This is the summary of an article by David Wolinsky. It talks about how the Do Not Track Feature has become a default browser setting in Internet Explorer, and sends out a signal to advertisers that users don’t want to be tracked. This new development can be seen as either an advantage or disadvantage, depending on which end of the advertising process one is in.
As an entrepreneur, one must know how to manage the fact that with Do Not Track, it’s harder to track and target potential consumers. Here’s the link to the original behavioral targeting article: How Internet Explorer 10’s “Do Not Track” Option Affects Your Marketing.
In recent months, the “Do Not Track” (DNT) option on Internet Explorer has been the subject of much speculation and debate. In a nutshell, it offers a means to protect the privacy of a PC user. Consequently, it also entails possible effects to the entrepreneur, who conducts behavioral marketing and gathers information about potential customers online
A Move to Protect Privacy
The DNT feature basically works this way: each time a person goes online, a message is sent to every Web site that he or she visits. The message indicates that the user does not want to be tracked. In other words, he or she is not willing to give information about his or her online activities. The feature is available on Internet Explorer, a browser that is made and constantly updated by Microsoft.

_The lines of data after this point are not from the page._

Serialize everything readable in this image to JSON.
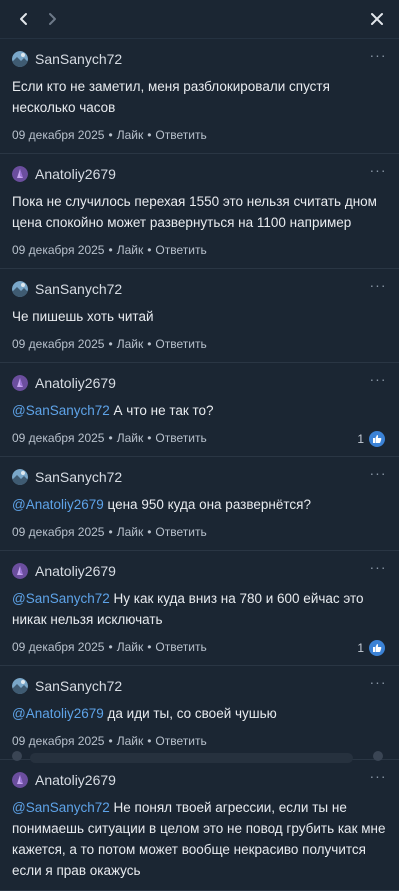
{
  "nav": {
    "back_icon": "chevron-left-icon",
    "forward_icon": "chevron-right-icon",
    "close_icon": "close-icon"
  },
  "actions": {
    "like": "Лайк",
    "reply": "Ответить",
    "separator": "•"
  },
  "comments": [
    {
      "author": "SanSanych72",
      "avatar": "sansanych",
      "mention": "",
      "text": "Если кто не заметил, меня разблокировали спустя несколько часов",
      "date": "09 декабря 2025",
      "likes": ""
    },
    {
      "author": "Anatoliy2679",
      "avatar": "anatoliy",
      "mention": "",
      "text": "Пока не случилось перехая 1550 это нельзя считать дном цена спокойно может развернуться на 1100 например",
      "date": "09 декабря 2025",
      "likes": ""
    },
    {
      "author": "SanSanych72",
      "avatar": "sansanych",
      "mention": "",
      "text": "Че пишешь хоть читай",
      "date": "09 декабря 2025",
      "likes": ""
    },
    {
      "author": "Anatoliy2679",
      "avatar": "anatoliy",
      "mention": "@SanSanych72",
      "text": " А что не так то?",
      "date": "09 декабря 2025",
      "likes": "1"
    },
    {
      "author": "SanSanych72",
      "avatar": "sansanych",
      "mention": "@Anatoliy2679",
      "text": " цена 950 куда она развернётся?",
      "date": "09 декабря 2025",
      "likes": ""
    },
    {
      "author": "Anatoliy2679",
      "avatar": "anatoliy",
      "mention": "@SanSanych72",
      "text": " Ну как куда вниз на 780 и 600 ейчас это никак нельзя исключать",
      "date": "09 декабря 2025",
      "likes": "1"
    },
    {
      "author": "SanSanych72",
      "avatar": "sansanych",
      "mention": "@Anatoliy2679",
      "text": " да иди ты, со своей чушью",
      "date": "09 декабря 2025",
      "likes": ""
    },
    {
      "author": "Anatoliy2679",
      "avatar": "anatoliy",
      "mention": "@SanSanych72",
      "text": " Не понял твоей агрессии, если ты не понимаешь ситуации в целом это не повод грубить как мне кажется, а то потом может вообще некрасиво получится если я прав окажусь",
      "date": "",
      "likes": ""
    }
  ]
}
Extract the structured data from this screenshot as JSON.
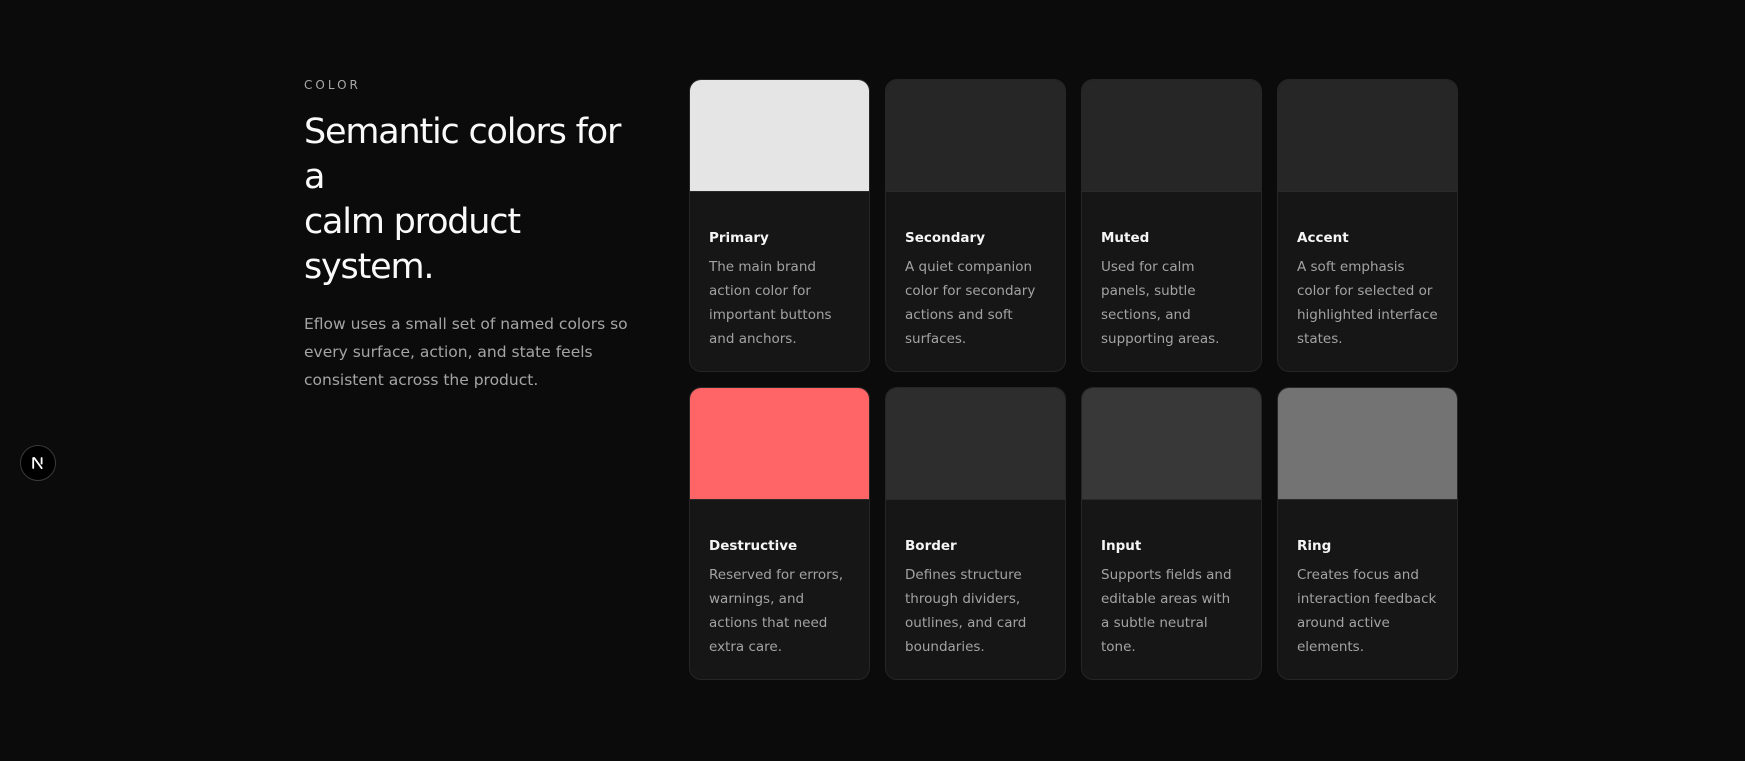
{
  "section": {
    "eyebrow": "COLOR",
    "title_line1": "Semantic colors for a",
    "title_line2": "calm product system.",
    "description": "Eflow uses a small set of named colors so every surface, action, and state feels consistent across the product."
  },
  "colors": [
    {
      "name": "Primary",
      "description": "The main brand action color for important buttons and anchors.",
      "swatch": "#e5e5e5"
    },
    {
      "name": "Secondary",
      "description": "A quiet companion color for secondary actions and soft surfaces.",
      "swatch": "#262626"
    },
    {
      "name": "Muted",
      "description": "Used for calm panels, subtle sections, and supporting areas.",
      "swatch": "#262626"
    },
    {
      "name": "Accent",
      "description": "A soft emphasis color for selected or highlighted interface states.",
      "swatch": "#262626"
    },
    {
      "name": "Destructive",
      "description": "Reserved for errors, warnings, and actions that need extra care.",
      "swatch": "#ff6467"
    },
    {
      "name": "Border",
      "description": "Defines structure through dividers, outlines, and card boundaries.",
      "swatch": "#2d2d2d"
    },
    {
      "name": "Input",
      "description": "Supports fields and editable areas with a subtle neutral tone.",
      "swatch": "#383838"
    },
    {
      "name": "Ring",
      "description": "Creates focus and interaction feedback around active elements.",
      "swatch": "#737373"
    }
  ],
  "floating_button": {
    "label": "N",
    "icon": "nextjs-logo-icon"
  }
}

Initially, it was reported that DNT would be switched on by default. However, this was taken back quickly, meaning that the feature would not be automatically switched on when a person logs in using Internet Explorer. In addition, DNT was also considered as a move to try and weaken Google, who gains much of its revenues through online advertising and tracking.
What DNT Means to the PC User
According to Bob Peck, who is a senior front-end developer for Omnicom, the DNT protects computer users, particularly those who are not tech-savvy, from online “threats.” Put simply, it serves as a way for the PC user to maintain his or her privacy. Indeed, regardless of whether or not the feature is switched on or off by default, the fact is people are now more aware and empowered to protect their information by choosing to turn it on.
Possible Effects to the Business Owner
If more and more PC users should choose to use the DNT feature, this means that it will be more difficult for business owners to track and target people online. But then again, it depends on the size of the business and how it conducts marketing.
Elizabeth Coker, who is in charge of 3P Mobile’s marketing and sales operations, observes that DNT would not really have an effect on small businesses, that is unless they are performing tracking activities illegally or without permission. Likewise, Sprouse Marketing Group President and CEO, Mike Sprouse, thinks that smaller businesses should focus on strategies other than behavioral marketing, especially since online ads are usually expensive.
On the other hand, Ben Piper, a consultant, explains that even though start-up businesses may not be greatly affected by DNT at present, it should still be aware of the feature, its legislation, and how it may affect their marketing activities.
Regardless of the size and nature of the business, learning about the DNT feature is essential to every entrepreneur. As long as they are aware of these emerging options for PC users, business owners can still successfully conduct marketing in various ways, both online and offline.